What you are asked to do ▸ What lines in the entries hold the string "this"? List them.

Dataset records ▸

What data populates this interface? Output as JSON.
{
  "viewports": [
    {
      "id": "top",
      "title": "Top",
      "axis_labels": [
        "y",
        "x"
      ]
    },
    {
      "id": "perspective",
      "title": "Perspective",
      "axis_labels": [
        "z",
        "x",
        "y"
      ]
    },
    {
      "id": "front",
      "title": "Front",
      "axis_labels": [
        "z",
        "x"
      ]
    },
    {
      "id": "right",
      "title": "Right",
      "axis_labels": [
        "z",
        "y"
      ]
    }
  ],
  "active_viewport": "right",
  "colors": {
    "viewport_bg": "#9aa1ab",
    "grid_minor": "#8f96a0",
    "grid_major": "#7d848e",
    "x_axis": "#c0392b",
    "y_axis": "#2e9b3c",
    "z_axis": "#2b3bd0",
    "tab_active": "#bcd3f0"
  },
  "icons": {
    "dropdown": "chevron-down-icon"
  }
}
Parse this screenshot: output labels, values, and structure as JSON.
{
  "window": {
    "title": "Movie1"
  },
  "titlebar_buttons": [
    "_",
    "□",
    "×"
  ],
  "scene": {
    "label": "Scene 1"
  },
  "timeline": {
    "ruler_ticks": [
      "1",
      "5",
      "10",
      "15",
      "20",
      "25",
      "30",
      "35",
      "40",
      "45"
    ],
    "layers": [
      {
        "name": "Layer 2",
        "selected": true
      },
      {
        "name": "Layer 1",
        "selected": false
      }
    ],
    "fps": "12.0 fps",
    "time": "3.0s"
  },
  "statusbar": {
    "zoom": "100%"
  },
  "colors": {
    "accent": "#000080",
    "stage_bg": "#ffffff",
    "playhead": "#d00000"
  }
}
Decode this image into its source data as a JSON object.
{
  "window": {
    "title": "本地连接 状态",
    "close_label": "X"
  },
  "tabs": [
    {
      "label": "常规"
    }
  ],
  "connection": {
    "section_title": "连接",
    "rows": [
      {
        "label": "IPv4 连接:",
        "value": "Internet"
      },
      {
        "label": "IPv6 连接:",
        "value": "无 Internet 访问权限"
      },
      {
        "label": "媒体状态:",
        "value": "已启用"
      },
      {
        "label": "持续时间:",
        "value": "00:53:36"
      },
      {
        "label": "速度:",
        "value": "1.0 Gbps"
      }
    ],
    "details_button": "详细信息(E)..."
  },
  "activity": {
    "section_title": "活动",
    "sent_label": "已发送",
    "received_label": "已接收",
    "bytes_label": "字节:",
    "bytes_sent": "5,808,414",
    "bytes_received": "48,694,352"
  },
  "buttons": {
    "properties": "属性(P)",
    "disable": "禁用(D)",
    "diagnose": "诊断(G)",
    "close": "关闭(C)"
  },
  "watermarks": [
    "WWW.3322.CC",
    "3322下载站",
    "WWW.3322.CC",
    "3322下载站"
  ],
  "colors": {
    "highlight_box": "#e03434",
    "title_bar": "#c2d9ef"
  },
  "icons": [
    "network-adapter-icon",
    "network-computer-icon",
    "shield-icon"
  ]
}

Answer section ▸
What data populates this interface? Output as JSON.
Parse this screenshot: output labels, values, and structure as JSON.
Decode this image into its source data as a JSON object.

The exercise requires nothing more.